- Teale Hammond is battling bone cancer for a second time
- He was first diagnosed with Ewing’s sarcoma when he was 10
- His central Victorian family has spent much of the past three years at the Royal Children’s Hospital
“He complained of a sore leg … I had a look and it looked bruised and I said ‘you’ll be OK’,” she said.
But she took Teale, who was 10 at the time, to a doctor when it hadn’t healed a week later.
He was diagnosed with a rare bone cancer the next day.
A biopsy confirmed Teale had Ewing’s sarcoma in his right fibula.
Teale, from the small rural town of Leichardt, near Bendigo, had months of chemotherapy, radiation and several surgeries to remove a tumour in his lower right leg.
He learned to walk and run again, alongside his three siblings.
Then, in November last year, the cancer returned.
It was metastatic, above Teale’s right ankle, with an additional cluster of cancerous cells in his right lung.
Teale had his right leg amputated, below the knee, on February 2.
“It’s healed up quite well,” the now 13-year-old said.
“Eventually I’ll get a prosthetic leg and then be up and running again.”
Ready for challenges
Teale has spent much of the past three years at the Royal Children’s Hospital, a two-hour drive from home, and he still has a fight ahead.
He has two more rounds of chemotherapy planned, having already had four rounds since November.
But the round of treatment Teale is excited about is a “really, really big one — the hardest chemo that they’ve got.”
“It’s gonna be the big wipeout — it’s gonna, hopefully, remove it for good,” he said.
Ms Hammond said Teale could be in hospital for up to six weeks after the treatment.
He has had stem cells harvested in preparation for the high dose chemotherapy, which will be returned to his body after the treatment to help with his recovery.
Teale and his family said they could not be more grateful for the help of the Royal Children’s Hospital.
“They saved him the first time around,” Ms Hammond said.
“They’ve just been amazing — I don’t know what we’d do without them.”
The Good Friday Appeal has raised more than $421 million for the Royal Children’s Hospital over 92 years.
Last year’s appeal raised a record-breaking sum of $22,328,154.
On top of Teale’s health challenges, the Hammond family is also fundraising via a Go Fund Me page to cover costs associated with their new van, after their car was written off in a crash several weeks ago.
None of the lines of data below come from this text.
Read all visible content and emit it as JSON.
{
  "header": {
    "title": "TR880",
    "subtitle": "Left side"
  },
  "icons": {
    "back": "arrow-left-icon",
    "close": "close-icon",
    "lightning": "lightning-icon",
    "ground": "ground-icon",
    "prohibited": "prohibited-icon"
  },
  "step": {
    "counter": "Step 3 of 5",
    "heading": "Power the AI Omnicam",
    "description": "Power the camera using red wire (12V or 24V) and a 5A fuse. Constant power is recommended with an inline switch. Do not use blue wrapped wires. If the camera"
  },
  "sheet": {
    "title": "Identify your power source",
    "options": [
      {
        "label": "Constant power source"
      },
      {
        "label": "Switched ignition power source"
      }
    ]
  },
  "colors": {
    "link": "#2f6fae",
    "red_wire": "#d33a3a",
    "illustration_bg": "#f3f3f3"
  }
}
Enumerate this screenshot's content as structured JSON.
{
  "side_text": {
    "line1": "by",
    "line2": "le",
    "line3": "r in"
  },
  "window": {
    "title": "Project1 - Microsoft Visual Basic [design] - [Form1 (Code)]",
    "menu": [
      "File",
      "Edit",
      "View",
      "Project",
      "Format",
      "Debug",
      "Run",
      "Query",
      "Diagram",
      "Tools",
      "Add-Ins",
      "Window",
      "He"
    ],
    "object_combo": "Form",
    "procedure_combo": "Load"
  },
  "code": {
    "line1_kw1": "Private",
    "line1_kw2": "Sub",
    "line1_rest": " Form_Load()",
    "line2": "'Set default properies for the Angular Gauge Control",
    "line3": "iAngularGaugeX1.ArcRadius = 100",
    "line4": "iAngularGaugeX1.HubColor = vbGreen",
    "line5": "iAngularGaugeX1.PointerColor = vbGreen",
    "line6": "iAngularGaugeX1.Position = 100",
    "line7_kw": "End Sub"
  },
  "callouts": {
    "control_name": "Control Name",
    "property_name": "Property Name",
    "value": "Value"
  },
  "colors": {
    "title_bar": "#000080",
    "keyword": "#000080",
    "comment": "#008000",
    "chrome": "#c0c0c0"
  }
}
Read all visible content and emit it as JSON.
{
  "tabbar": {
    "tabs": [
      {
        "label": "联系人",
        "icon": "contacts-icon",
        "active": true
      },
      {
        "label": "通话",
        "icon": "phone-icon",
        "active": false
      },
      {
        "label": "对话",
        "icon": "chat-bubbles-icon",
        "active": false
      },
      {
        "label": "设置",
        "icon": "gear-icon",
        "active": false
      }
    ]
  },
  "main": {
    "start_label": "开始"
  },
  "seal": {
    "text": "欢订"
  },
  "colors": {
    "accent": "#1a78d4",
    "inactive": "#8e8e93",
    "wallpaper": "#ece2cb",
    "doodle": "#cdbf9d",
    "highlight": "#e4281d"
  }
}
Insurance and donations helped them buy the new vehicle, but Ms Hammond said it needed to be modified for Teale’s wheelchair.
“It’s a lot bigger than I thought — even my bigger electric wheelchair can fit in there,” Teale said.